1.) Remember “the plan”.
2. We must follow God’s plans.
a. Even when it does not make “common sense.”
1.) Most of the time, God’s ways don’t fit human reasoning.
a.) Die to self to live. (Matthew 10:39)
b.) Humble self to be exalted. (Luke 14:11)
d.) Give freely in order to receive. (Luke 6:38)
C. Faith overcomes obstacles through the mighty power of God.
1. Jericho was defeated by the power of God, not the ingenuity of men.
2. Obstacles we face can only be overcome by God’s power.
II. OVERCOMES DANGER (V. 31-34).
A. Notice the list of dangers in the text:
1. Dangers from outer attack (Rahab) (v. 31).
2. Danger while fighting the Lord’s battles (v.32-34).
a. Gideon (with a few followers) (Judges 6)
b. Barak (With an army) (Judges 4)
c. Sampson (Alone) (Judges 13-14)
d. Jephthah (an unlikely candidate- Illigitimate) (Judges 11)
e. David (Shepherd / poet) (I Sam. 16)
f. Samuel (a preacher) (1 Sam. 1)
g. Daniel (political captive) (Daniel 1)
h. The three Hebrew children (unknown to the world) (Dan. 1-3)
B. There are no dangers we can not face successfully if we approach them with faith in God.

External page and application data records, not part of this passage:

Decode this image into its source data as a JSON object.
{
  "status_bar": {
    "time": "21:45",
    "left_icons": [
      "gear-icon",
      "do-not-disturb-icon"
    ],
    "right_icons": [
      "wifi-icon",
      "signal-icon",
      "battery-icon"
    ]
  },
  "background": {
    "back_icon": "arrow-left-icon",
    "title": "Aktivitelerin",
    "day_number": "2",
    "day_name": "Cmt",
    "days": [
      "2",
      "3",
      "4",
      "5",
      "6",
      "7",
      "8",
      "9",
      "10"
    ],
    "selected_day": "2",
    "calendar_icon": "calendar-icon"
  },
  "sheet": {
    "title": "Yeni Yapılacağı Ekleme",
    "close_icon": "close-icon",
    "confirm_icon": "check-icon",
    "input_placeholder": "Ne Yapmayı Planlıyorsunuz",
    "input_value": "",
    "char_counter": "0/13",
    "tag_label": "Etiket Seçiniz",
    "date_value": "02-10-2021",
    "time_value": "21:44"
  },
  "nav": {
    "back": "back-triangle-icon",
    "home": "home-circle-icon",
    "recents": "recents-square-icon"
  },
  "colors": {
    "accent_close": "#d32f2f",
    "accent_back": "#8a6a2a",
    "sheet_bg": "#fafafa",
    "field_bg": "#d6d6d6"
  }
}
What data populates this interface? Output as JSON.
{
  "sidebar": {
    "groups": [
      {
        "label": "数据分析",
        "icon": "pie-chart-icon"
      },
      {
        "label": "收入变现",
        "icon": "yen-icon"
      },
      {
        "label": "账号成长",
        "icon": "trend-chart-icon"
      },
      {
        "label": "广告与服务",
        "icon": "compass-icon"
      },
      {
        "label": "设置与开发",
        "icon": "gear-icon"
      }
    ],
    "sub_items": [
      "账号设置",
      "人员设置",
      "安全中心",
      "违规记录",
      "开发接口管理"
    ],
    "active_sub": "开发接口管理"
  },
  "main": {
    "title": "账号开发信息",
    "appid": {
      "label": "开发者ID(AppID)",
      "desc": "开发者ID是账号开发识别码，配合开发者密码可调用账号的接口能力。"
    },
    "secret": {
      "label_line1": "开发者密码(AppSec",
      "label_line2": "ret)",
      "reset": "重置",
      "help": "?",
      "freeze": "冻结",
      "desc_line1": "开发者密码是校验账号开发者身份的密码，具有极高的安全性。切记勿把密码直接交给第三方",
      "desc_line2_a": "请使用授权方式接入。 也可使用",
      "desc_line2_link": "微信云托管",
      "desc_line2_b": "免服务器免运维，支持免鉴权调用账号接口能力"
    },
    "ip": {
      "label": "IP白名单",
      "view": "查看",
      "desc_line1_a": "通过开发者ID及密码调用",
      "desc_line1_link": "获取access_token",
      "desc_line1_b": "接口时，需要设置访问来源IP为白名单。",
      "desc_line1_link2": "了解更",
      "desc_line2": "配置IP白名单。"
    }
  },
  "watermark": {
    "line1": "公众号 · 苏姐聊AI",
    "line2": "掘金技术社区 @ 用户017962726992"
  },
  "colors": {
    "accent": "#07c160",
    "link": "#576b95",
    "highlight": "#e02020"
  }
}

1. Ease and comfort are NOT promised.
2. God’s power and presence are promised. (Heb. 13:5; Psalms 37:28)
III. OVERCOMES THE FEAR OF DEATH AND PERSECUTION (V. 35-40).
A. Faith overcomes persecution:
1. Tortured and not delivered (v. 35).
2. Mocked (v.36)
3. Beatings (v.36)
4. Imprisoned (v.36)
5. Impoverished (v.37)
6. Exiled (v. 38)
B. Faith overcomes fear of death:
1. Burned to death (v. 34)
2. Stoned to death (v. 37)
3. Sawn in two (v. 37)
4. Killed with a sword (v. 37)
C. Faith bares its fruit:
1. Miracles (v. 30, 35).
2. A good testimony that encouraged others to follow God (v. 39).
3. A better place rewarded for faith (v. 40).
God’s grace arrives just as we need it, appropriate for every challenge. Even if we’re lonely? Even if we’re ill? Yes. Even if we’re tortured? Even then.
Michael Sattler, born in Germany around 1490, became a Benedictine monk. As he studied Paul’s letters, he grew dissatisfied, left the monastery, married, and became a Lutheran. Sometime later he became convinced of believer’s baptism and became an Anabaptist of growing renown whose ministry attracted both converts and enemies.
Sattler, his wife, and a handful of associates were arrested in the mid-1520s and imprisoned in the tower of Binsdorf, where he wrote a letter to his flock: The brethren have doubtless informed you that some of us are in prison. Numerous accusations were preferred against us by our adversaries; at one time they threatened us with the gallows; at another with fire and sword. In this extremity, I surrendered myself entirely to the Lord’s will, and prepared myself, together with all brethren and wife, to die for his testimony’s sake.